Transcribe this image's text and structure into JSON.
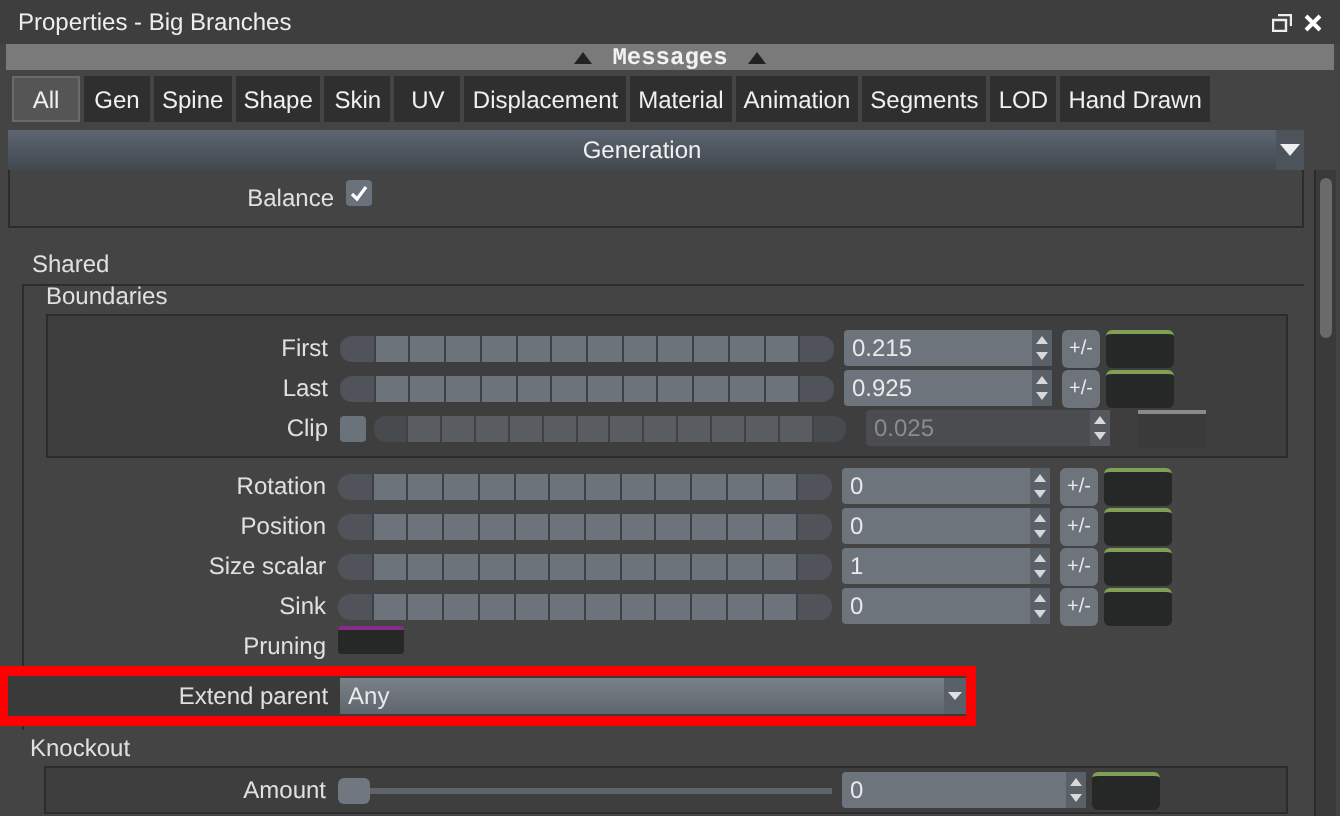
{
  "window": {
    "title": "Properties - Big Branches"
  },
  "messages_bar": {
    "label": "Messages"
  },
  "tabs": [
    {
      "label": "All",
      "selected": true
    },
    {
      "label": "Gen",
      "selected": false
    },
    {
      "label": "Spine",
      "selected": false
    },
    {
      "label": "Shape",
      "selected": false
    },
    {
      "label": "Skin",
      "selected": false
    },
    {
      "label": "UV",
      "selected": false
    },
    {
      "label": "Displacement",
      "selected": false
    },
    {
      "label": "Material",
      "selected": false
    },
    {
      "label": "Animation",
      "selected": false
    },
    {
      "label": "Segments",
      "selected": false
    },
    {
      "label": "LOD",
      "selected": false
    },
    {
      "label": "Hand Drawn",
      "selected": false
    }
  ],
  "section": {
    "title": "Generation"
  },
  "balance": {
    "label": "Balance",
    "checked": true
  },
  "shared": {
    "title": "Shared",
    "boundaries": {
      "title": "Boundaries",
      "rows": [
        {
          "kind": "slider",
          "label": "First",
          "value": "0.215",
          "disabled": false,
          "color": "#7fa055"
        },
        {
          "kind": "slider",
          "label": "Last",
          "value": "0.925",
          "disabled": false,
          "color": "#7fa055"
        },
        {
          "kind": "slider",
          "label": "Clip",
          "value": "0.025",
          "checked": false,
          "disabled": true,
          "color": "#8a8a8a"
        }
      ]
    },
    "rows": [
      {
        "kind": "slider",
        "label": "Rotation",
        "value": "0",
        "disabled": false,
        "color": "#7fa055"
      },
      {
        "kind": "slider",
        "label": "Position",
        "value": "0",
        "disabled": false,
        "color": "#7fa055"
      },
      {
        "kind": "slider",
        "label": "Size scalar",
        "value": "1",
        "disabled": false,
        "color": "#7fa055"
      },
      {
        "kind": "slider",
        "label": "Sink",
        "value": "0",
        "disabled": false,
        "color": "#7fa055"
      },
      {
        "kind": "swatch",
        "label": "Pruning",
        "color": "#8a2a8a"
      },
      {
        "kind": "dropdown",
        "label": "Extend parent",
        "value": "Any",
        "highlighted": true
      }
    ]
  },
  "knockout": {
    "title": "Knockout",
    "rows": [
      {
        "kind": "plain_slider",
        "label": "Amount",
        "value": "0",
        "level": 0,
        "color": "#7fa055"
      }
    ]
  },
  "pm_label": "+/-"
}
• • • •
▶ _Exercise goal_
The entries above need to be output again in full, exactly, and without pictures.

▶ _Solution for this problem_
Transcribe this image's text and structure into JSON.
{
  "window": {
    "title": "Properties - Big Branches"
  },
  "messages_bar": {
    "label": "Messages"
  },
  "tabs": [
    {
      "label": "All",
      "selected": true
    },
    {
      "label": "Gen",
      "selected": false
    },
    {
      "label": "Spine",
      "selected": false
    },
    {
      "label": "Shape",
      "selected": false
    },
    {
      "label": "Skin",
      "selected": false
    },
    {
      "label": "UV",
      "selected": false
    },
    {
      "label": "Displacement",
      "selected": false
    },
    {
      "label": "Material",
      "selected": false
    },
    {
      "label": "Animation",
      "selected": false
    },
    {
      "label": "Segments",
      "selected": false
    },
    {
      "label": "LOD",
      "selected": false
    },
    {
      "label": "Hand Drawn",
      "selected": false
    }
  ],
  "section": {
    "title": "Generation"
  },
  "balance": {
    "label": "Balance",
    "checked": true
  },
  "shared": {
    "title": "Shared",
    "boundaries": {
      "title": "Boundaries",
      "rows": [
        {
          "kind": "slider",
          "label": "First",
          "value": "0.215",
          "disabled": false,
          "color": "#7fa055"
        },
        {
          "kind": "slider",
          "label": "Last",
          "value": "0.925",
          "disabled": false,
          "color": "#7fa055"
        },
        {
          "kind": "slider",
          "label": "Clip",
          "value": "0.025",
          "checked": false,
          "disabled": true,
          "color": "#8a8a8a"
        }
      ]
    },
    "rows": [
      {
        "kind": "slider",
        "label": "Rotation",
        "value": "0",
        "disabled": false,
        "color": "#7fa055"
      },
      {
        "kind": "slider",
        "label": "Position",
        "value": "0",
        "disabled": false,
        "color": "#7fa055"
      },
      {
        "kind": "slider",
        "label": "Size scalar",
        "value": "1",
        "disabled": false,
        "color": "#7fa055"
      },
      {
        "kind": "slider",
        "label": "Sink",
        "value": "0",
        "disabled": false,
        "color": "#7fa055"
      },
      {
        "kind": "swatch",
        "label": "Pruning",
        "color": "#8a2a8a"
      },
      {
        "kind": "dropdown",
        "label": "Extend parent",
        "value": "Any",
        "highlighted": true
      }
    ]
  },
  "knockout": {
    "title": "Knockout",
    "rows": [
      {
        "kind": "plain_slider",
        "label": "Amount",
        "value": "0",
        "level": 0,
        "color": "#7fa055"
      }
    ]
  },
  "pm_label": "+/-"
}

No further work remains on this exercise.